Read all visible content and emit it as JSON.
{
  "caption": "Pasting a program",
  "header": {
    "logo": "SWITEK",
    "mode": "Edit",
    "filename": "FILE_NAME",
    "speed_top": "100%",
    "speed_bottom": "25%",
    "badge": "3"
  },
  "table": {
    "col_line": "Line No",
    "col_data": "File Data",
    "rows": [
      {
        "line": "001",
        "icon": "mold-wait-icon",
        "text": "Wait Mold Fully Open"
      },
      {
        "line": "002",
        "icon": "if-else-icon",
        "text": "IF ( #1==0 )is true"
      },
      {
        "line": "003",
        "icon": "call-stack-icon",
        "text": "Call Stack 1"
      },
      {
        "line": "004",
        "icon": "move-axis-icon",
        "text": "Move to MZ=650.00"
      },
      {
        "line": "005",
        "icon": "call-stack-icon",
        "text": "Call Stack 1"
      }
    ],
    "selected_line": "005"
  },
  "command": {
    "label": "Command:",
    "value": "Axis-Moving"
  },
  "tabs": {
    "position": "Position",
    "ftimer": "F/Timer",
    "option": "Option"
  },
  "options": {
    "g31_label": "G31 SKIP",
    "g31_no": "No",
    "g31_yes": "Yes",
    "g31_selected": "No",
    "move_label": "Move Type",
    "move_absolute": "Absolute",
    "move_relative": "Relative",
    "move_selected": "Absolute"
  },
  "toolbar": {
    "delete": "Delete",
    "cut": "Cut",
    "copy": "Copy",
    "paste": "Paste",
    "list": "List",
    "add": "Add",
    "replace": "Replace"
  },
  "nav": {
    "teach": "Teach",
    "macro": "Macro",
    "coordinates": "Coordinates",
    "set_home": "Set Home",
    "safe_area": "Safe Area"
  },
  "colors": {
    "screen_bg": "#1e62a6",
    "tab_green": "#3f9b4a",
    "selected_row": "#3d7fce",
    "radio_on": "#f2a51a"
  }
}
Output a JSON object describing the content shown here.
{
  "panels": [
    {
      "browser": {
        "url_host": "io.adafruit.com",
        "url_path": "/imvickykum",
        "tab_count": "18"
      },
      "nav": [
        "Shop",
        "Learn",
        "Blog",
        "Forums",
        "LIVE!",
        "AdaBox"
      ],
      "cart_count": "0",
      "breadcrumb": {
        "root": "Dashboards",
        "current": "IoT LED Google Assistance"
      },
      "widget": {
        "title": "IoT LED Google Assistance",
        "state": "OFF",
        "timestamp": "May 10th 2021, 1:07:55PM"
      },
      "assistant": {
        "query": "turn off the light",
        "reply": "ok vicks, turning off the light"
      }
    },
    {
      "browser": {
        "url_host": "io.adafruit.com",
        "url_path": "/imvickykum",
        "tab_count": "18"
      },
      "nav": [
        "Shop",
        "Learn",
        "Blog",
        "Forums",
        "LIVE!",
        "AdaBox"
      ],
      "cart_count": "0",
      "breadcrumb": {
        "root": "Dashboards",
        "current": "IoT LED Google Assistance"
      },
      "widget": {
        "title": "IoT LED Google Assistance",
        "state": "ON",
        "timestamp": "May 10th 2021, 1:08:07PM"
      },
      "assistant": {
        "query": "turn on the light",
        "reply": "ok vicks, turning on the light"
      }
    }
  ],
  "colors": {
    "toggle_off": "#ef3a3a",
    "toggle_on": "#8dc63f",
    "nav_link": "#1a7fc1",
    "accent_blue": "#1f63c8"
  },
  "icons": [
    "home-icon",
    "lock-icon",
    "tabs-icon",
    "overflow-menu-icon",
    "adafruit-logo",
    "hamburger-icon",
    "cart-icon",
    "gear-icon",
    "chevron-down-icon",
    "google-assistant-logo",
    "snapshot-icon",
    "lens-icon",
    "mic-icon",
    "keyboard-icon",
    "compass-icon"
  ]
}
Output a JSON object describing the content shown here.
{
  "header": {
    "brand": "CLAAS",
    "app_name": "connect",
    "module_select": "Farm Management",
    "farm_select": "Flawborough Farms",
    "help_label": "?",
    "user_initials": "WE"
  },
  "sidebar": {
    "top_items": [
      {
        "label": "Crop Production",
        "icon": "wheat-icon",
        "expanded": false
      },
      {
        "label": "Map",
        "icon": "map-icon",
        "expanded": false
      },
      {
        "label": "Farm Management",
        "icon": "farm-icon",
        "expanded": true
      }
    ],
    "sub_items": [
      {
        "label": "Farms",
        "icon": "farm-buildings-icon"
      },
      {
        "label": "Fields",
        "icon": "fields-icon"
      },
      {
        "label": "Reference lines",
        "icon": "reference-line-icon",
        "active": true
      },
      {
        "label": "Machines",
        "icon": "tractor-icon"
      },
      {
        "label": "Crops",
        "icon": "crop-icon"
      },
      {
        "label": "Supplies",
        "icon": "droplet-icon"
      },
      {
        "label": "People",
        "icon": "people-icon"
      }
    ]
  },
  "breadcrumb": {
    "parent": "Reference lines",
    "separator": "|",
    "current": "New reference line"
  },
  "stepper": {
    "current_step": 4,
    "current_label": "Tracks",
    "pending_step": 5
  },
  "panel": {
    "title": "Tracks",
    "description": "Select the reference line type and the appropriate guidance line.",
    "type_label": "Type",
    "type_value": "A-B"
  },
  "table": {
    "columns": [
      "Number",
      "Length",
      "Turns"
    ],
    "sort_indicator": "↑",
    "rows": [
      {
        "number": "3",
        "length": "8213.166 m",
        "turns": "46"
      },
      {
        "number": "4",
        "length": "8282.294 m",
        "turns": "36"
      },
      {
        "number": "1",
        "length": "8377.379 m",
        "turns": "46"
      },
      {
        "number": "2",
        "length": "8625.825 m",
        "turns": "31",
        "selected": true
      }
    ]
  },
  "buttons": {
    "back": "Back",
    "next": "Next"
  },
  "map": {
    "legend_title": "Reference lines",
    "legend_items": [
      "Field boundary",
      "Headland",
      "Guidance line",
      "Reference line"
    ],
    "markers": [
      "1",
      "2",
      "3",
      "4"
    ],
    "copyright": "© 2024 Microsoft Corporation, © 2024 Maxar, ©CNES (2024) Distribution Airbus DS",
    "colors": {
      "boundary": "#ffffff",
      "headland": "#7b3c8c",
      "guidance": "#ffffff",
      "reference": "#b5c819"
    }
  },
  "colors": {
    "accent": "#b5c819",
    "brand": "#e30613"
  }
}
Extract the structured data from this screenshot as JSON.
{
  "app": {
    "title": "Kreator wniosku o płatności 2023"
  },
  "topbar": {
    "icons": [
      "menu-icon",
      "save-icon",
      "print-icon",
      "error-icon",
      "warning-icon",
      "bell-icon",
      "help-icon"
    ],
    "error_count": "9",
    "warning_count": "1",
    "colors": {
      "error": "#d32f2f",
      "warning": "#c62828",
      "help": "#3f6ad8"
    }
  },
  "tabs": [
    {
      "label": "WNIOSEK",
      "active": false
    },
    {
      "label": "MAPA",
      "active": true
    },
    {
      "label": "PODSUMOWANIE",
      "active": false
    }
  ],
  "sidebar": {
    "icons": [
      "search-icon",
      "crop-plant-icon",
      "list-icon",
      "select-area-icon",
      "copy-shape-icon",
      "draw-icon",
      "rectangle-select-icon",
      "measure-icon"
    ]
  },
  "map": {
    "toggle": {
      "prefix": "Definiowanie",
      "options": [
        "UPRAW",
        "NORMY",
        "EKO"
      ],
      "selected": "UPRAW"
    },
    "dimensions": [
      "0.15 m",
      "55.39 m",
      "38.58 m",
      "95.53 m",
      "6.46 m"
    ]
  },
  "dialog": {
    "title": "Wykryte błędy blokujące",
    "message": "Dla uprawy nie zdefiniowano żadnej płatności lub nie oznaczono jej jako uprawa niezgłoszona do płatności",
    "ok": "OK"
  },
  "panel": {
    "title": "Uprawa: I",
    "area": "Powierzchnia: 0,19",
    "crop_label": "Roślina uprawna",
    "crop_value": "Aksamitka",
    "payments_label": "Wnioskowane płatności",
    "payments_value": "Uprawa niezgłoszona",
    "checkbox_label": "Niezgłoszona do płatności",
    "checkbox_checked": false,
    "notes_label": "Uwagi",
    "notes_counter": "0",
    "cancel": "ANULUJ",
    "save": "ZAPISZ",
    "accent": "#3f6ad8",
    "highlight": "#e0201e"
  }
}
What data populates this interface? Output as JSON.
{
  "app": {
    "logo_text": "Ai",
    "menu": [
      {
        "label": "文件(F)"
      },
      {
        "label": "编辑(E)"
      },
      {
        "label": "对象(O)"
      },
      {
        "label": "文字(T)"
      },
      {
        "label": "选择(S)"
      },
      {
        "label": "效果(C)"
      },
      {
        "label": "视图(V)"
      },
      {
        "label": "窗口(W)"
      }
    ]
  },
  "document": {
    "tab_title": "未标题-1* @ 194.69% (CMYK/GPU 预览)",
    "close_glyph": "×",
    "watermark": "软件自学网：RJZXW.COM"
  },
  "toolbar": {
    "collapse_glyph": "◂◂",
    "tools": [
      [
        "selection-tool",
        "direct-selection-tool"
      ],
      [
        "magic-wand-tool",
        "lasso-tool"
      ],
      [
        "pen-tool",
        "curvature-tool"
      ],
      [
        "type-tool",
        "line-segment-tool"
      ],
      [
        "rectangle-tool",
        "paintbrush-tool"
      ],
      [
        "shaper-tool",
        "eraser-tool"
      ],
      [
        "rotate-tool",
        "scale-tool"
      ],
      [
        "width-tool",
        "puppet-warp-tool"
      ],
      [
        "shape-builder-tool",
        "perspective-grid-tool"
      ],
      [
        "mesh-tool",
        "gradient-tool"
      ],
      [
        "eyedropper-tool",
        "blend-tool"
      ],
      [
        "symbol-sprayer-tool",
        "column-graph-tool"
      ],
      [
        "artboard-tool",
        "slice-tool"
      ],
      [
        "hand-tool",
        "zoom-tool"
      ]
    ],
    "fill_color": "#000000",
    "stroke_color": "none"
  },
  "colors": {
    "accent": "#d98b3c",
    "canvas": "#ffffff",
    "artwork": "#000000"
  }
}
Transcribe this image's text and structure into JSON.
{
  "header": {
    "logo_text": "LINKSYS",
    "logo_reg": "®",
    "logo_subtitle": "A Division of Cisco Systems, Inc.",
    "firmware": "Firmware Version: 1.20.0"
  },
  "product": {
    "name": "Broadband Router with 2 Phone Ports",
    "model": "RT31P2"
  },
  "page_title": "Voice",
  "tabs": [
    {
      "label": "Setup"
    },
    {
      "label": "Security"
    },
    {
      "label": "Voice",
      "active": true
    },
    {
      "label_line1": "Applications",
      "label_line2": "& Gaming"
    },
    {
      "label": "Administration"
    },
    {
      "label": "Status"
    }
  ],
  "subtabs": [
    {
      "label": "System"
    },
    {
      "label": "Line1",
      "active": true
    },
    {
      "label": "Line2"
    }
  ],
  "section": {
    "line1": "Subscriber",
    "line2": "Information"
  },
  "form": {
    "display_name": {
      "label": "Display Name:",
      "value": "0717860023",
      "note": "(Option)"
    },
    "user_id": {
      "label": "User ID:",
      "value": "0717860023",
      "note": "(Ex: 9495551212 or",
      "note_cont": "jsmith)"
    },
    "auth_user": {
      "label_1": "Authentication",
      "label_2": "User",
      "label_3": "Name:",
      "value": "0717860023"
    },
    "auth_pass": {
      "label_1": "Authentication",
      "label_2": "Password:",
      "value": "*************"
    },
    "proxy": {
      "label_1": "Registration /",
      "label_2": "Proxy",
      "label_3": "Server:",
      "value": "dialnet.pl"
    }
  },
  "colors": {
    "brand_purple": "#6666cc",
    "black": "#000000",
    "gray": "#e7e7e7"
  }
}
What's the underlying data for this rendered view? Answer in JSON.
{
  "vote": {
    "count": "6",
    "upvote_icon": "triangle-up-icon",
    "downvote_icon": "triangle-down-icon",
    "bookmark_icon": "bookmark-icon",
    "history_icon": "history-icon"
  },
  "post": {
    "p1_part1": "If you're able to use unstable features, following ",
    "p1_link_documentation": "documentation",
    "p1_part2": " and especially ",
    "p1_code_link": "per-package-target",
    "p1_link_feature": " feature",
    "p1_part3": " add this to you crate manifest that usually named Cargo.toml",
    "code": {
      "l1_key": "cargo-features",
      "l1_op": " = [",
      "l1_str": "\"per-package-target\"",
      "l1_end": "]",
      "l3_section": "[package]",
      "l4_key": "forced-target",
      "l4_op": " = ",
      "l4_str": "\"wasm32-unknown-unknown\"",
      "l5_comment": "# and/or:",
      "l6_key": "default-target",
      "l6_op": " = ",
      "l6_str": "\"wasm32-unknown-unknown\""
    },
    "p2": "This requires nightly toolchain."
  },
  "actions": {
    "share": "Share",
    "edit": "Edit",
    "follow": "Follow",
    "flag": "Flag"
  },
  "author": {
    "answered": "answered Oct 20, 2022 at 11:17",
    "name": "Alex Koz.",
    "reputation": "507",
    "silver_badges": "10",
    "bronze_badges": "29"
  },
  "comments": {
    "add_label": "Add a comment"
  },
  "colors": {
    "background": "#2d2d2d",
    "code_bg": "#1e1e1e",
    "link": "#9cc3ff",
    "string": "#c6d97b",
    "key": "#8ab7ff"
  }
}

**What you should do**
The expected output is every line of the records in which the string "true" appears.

**Problem solution**
        "text": "IF ( #1==0 )is true"
        "expanded": true
        "active": true
        "selected": true
      "active": true
      "active": true
      "active": true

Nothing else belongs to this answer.